AIM OF THE EXERCISE: Your response should reproduce every line of the entries that contains the word "rank".

─── RECORDS PROVIDED ───

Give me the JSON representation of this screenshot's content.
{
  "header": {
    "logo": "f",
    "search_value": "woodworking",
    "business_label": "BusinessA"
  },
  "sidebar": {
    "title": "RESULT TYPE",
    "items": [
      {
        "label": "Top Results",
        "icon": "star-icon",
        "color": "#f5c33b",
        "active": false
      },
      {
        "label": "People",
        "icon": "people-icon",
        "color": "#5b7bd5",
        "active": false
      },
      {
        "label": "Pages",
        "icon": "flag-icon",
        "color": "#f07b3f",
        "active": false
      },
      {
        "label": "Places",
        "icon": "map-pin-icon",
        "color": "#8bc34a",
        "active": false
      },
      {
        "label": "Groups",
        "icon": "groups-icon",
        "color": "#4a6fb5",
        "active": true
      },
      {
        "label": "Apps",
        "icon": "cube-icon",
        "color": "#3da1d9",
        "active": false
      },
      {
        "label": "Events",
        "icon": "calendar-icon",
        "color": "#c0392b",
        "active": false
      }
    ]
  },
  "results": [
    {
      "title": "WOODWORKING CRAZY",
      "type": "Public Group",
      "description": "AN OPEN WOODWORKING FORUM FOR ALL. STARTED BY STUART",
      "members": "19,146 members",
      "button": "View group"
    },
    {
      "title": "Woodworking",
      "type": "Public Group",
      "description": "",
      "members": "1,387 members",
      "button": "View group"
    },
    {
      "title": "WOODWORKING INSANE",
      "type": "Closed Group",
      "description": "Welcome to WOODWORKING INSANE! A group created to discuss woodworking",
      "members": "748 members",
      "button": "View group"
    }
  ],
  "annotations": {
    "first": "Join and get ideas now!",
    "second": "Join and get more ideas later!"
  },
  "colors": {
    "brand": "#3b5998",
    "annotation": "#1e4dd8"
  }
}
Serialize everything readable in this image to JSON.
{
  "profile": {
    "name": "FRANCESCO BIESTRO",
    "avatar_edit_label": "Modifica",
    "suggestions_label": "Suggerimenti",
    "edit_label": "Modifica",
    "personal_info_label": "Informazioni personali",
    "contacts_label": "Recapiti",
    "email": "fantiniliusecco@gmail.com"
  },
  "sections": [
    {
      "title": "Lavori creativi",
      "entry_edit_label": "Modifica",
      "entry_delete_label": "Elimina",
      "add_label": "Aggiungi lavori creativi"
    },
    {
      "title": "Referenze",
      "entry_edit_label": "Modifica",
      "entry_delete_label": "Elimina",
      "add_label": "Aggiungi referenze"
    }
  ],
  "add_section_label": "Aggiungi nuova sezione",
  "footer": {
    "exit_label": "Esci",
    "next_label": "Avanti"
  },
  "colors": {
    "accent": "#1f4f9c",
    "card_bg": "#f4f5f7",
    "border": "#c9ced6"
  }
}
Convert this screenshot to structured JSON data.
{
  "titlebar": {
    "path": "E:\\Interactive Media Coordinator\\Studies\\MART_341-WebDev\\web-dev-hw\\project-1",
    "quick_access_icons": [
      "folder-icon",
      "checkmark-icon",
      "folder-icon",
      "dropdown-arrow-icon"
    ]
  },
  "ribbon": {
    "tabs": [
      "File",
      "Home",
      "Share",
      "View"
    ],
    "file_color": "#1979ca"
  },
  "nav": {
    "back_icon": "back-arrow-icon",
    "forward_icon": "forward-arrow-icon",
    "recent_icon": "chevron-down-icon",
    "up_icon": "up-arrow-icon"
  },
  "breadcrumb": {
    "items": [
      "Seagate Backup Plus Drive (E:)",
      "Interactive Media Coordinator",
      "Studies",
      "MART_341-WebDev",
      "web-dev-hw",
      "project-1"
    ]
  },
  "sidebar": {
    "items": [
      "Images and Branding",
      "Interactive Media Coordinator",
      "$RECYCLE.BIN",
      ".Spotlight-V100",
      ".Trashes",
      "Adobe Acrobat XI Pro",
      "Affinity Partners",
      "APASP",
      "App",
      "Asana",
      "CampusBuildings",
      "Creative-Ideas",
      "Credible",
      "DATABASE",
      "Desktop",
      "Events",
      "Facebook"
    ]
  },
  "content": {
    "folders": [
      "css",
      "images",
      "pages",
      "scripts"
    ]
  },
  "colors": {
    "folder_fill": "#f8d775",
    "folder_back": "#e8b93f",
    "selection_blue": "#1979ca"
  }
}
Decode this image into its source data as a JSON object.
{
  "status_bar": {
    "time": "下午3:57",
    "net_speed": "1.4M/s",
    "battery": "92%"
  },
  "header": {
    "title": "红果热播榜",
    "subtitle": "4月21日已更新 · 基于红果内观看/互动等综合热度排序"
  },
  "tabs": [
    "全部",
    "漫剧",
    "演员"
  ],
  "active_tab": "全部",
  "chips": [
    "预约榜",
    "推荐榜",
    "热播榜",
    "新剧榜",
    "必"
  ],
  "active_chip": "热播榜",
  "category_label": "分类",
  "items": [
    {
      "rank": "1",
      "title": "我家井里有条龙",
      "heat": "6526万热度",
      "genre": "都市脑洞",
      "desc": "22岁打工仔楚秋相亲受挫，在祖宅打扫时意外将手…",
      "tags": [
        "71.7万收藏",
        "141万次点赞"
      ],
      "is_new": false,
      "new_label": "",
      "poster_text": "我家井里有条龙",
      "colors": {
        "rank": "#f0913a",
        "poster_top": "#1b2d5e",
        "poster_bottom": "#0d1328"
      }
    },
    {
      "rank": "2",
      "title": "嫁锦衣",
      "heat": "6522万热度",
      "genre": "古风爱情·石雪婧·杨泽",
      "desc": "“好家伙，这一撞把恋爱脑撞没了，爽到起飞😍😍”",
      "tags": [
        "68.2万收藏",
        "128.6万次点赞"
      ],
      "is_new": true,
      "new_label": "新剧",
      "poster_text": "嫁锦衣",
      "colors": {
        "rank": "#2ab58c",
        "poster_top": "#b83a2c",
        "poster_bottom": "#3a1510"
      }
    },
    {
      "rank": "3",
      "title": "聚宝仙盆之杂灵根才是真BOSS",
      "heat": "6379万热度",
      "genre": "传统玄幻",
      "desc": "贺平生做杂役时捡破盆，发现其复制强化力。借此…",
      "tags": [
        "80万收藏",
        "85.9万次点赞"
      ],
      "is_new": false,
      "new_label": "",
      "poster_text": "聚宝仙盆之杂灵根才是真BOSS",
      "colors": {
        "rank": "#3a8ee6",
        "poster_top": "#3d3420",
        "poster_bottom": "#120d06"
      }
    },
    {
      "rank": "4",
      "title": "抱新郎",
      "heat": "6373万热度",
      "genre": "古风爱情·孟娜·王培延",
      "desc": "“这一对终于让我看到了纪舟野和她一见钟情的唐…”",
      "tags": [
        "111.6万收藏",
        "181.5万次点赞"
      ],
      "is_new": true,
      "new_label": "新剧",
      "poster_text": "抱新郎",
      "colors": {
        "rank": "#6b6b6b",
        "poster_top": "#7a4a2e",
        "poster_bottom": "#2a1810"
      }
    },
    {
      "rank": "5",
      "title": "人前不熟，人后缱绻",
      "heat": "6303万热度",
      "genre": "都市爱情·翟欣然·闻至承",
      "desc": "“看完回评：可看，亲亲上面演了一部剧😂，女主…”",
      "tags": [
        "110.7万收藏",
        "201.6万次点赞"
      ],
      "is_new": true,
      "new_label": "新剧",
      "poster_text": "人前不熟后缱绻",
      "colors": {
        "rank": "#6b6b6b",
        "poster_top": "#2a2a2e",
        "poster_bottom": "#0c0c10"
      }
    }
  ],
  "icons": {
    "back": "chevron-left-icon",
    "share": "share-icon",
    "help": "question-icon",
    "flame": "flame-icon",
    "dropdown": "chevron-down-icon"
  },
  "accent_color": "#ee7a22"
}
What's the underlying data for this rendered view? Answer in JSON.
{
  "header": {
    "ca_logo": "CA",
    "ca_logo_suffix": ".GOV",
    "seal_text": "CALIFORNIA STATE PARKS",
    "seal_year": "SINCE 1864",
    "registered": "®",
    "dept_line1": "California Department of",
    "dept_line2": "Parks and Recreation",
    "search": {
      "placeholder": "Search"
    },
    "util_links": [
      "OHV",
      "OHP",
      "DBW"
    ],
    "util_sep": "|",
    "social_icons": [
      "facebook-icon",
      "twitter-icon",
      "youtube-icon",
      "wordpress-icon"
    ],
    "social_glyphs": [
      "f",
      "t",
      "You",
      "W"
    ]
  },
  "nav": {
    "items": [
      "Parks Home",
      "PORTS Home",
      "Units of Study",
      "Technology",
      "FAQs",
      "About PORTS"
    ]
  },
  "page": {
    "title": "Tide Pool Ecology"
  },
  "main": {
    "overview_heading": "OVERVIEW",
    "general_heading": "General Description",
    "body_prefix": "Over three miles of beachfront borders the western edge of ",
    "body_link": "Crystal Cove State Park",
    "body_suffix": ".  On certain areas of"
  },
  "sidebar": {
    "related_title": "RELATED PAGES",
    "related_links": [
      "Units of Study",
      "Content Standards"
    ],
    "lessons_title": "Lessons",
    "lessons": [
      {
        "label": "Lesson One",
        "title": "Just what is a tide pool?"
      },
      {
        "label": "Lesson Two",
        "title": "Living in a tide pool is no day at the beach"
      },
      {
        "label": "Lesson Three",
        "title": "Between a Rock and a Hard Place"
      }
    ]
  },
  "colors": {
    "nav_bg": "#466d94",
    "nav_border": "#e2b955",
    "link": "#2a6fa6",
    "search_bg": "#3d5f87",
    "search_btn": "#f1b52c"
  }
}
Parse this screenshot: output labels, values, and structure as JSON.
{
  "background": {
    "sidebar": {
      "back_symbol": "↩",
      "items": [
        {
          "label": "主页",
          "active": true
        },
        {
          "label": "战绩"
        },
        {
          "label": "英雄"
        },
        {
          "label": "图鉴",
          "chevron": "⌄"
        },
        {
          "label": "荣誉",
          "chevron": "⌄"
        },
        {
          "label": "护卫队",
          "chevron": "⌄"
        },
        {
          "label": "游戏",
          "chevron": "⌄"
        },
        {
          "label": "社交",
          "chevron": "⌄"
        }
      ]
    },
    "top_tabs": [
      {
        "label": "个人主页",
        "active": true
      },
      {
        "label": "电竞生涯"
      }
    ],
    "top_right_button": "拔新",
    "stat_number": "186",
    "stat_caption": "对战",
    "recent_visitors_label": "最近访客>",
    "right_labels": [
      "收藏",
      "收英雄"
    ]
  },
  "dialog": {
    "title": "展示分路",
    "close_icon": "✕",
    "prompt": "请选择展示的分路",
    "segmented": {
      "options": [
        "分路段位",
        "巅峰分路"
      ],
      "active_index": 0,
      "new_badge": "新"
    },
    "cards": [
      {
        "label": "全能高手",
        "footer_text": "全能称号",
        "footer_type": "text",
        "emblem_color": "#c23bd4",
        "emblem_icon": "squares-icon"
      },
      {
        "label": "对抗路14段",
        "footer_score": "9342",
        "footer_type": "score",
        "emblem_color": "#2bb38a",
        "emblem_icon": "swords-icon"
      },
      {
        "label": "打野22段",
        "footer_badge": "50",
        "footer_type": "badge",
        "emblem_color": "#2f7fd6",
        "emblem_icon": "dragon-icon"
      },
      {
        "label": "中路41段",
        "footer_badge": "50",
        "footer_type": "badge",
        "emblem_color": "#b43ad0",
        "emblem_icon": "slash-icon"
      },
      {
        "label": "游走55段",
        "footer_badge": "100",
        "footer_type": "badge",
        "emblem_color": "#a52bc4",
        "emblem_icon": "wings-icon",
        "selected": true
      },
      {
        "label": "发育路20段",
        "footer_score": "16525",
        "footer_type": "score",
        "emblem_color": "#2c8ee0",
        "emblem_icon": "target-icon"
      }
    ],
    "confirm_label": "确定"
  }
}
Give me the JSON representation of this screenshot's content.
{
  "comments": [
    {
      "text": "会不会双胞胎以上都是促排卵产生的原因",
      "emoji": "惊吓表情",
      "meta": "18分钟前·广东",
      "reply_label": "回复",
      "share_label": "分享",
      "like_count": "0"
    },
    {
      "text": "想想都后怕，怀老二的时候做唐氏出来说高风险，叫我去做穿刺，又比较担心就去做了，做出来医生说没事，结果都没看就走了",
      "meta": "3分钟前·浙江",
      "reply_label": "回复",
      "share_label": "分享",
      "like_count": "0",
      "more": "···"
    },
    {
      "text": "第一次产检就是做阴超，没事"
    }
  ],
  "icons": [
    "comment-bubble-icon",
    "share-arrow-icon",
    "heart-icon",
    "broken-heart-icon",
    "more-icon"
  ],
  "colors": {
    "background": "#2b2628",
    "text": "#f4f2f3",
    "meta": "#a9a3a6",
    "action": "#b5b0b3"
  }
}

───

TASK ANSWER:
      "rank": "1",
        "rank": "#f0913a",
      "rank": "2",
        "rank": "#2ab58c",
      "rank": "3",
        "rank": "#3a8ee6",
      "rank": "4",
        "rank": "#6b6b6b",
      "rank": "5",
        "rank": "#6b6b6b",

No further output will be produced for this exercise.